Dataset excerpts
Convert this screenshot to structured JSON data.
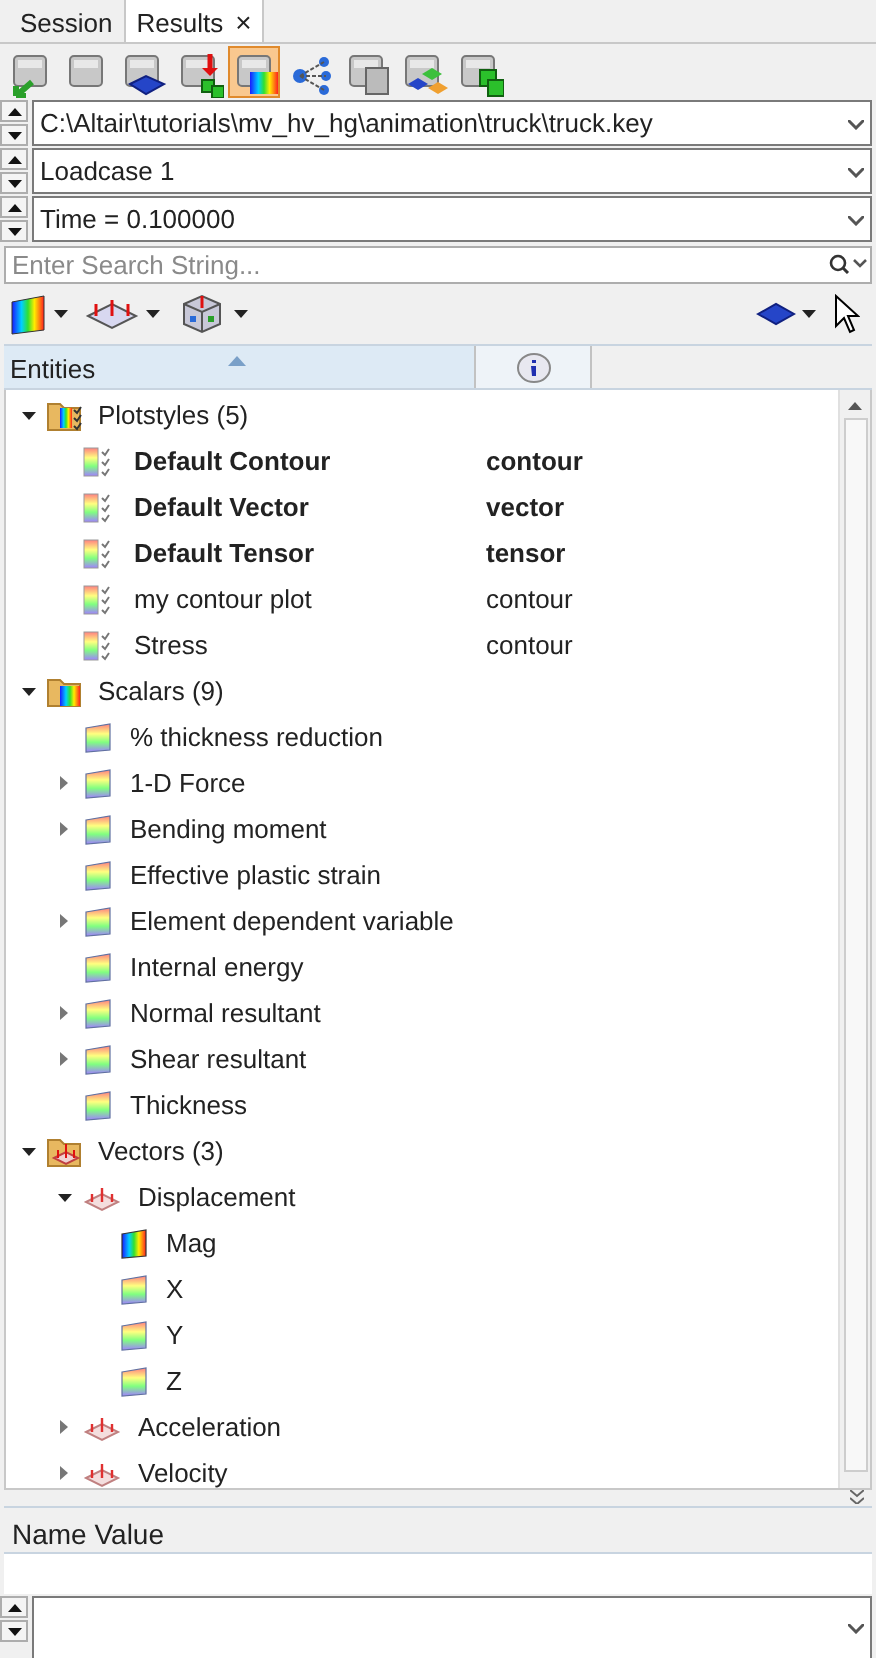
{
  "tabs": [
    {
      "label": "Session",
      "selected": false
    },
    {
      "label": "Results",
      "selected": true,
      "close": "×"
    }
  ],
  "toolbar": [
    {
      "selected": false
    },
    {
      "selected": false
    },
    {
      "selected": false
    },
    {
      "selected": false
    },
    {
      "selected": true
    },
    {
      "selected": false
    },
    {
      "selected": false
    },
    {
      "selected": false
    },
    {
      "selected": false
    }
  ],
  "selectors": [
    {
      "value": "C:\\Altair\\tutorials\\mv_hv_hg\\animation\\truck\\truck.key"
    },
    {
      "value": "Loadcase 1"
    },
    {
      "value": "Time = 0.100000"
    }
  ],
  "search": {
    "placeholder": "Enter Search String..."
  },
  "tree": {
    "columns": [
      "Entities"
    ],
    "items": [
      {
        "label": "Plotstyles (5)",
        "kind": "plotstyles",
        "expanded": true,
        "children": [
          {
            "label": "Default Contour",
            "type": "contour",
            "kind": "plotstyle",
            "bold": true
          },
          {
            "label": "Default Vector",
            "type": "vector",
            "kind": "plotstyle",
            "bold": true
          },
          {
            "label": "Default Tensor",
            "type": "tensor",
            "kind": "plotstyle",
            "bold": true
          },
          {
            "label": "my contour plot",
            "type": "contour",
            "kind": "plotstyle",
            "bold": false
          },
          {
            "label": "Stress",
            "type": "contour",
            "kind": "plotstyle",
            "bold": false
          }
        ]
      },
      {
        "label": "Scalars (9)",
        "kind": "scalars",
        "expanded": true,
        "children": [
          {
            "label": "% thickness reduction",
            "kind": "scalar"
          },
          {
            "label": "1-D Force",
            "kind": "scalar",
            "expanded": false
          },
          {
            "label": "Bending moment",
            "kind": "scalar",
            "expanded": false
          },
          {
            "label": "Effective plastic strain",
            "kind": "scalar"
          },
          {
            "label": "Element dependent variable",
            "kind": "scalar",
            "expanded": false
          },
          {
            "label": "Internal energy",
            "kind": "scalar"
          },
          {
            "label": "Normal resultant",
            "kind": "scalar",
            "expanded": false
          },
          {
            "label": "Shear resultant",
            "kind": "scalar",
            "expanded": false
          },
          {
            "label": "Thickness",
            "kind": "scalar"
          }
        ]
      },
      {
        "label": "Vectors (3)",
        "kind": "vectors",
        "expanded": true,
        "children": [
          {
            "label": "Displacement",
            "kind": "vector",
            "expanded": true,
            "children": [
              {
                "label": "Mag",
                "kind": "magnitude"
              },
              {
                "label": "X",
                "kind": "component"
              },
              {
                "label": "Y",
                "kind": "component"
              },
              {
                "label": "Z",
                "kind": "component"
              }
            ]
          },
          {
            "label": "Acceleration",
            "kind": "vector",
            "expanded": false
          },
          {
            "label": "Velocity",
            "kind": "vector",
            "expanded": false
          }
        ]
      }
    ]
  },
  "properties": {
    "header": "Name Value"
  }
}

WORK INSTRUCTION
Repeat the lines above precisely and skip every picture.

YOUR RESPONSE
Convert this screenshot to structured JSON data.
{
  "tabs": [
    {
      "label": "Session",
      "selected": false
    },
    {
      "label": "Results",
      "selected": true,
      "close": "×"
    }
  ],
  "toolbar": [
    {
      "selected": false
    },
    {
      "selected": false
    },
    {
      "selected": false
    },
    {
      "selected": false
    },
    {
      "selected": true
    },
    {
      "selected": false
    },
    {
      "selected": false
    },
    {
      "selected": false
    },
    {
      "selected": false
    }
  ],
  "selectors": [
    {
      "value": "C:\\Altair\\tutorials\\mv_hv_hg\\animation\\truck\\truck.key"
    },
    {
      "value": "Loadcase 1"
    },
    {
      "value": "Time = 0.100000"
    }
  ],
  "search": {
    "placeholder": "Enter Search String..."
  },
  "tree": {
    "columns": [
      "Entities"
    ],
    "items": [
      {
        "label": "Plotstyles (5)",
        "kind": "plotstyles",
        "expanded": true,
        "children": [
          {
            "label": "Default Contour",
            "type": "contour",
            "kind": "plotstyle",
            "bold": true
          },
          {
            "label": "Default Vector",
            "type": "vector",
            "kind": "plotstyle",
            "bold": true
          },
          {
            "label": "Default Tensor",
            "type": "tensor",
            "kind": "plotstyle",
            "bold": true
          },
          {
            "label": "my contour plot",
            "type": "contour",
            "kind": "plotstyle",
            "bold": false
          },
          {
            "label": "Stress",
            "type": "contour",
            "kind": "plotstyle",
            "bold": false
          }
        ]
      },
      {
        "label": "Scalars (9)",
        "kind": "scalars",
        "expanded": true,
        "children": [
          {
            "label": "% thickness reduction",
            "kind": "scalar"
          },
          {
            "label": "1-D Force",
            "kind": "scalar",
            "expanded": false
          },
          {
            "label": "Bending moment",
            "kind": "scalar",
            "expanded": false
          },
          {
            "label": "Effective plastic strain",
            "kind": "scalar"
          },
          {
            "label": "Element dependent variable",
            "kind": "scalar",
            "expanded": false
          },
          {
            "label": "Internal energy",
            "kind": "scalar"
          },
          {
            "label": "Normal resultant",
            "kind": "scalar",
            "expanded": false
          },
          {
            "label": "Shear resultant",
            "kind": "scalar",
            "expanded": false
          },
          {
            "label": "Thickness",
            "kind": "scalar"
          }
        ]
      },
      {
        "label": "Vectors (3)",
        "kind": "vectors",
        "expanded": true,
        "children": [
          {
            "label": "Displacement",
            "kind": "vector",
            "expanded": true,
            "children": [
              {
                "label": "Mag",
                "kind": "magnitude"
              },
              {
                "label": "X",
                "kind": "component"
              },
              {
                "label": "Y",
                "kind": "component"
              },
              {
                "label": "Z",
                "kind": "component"
              }
            ]
          },
          {
            "label": "Acceleration",
            "kind": "vector",
            "expanded": false
          },
          {
            "label": "Velocity",
            "kind": "vector",
            "expanded": false
          }
        ]
      }
    ]
  },
  "properties": {
    "header": "Name Value"
  }
}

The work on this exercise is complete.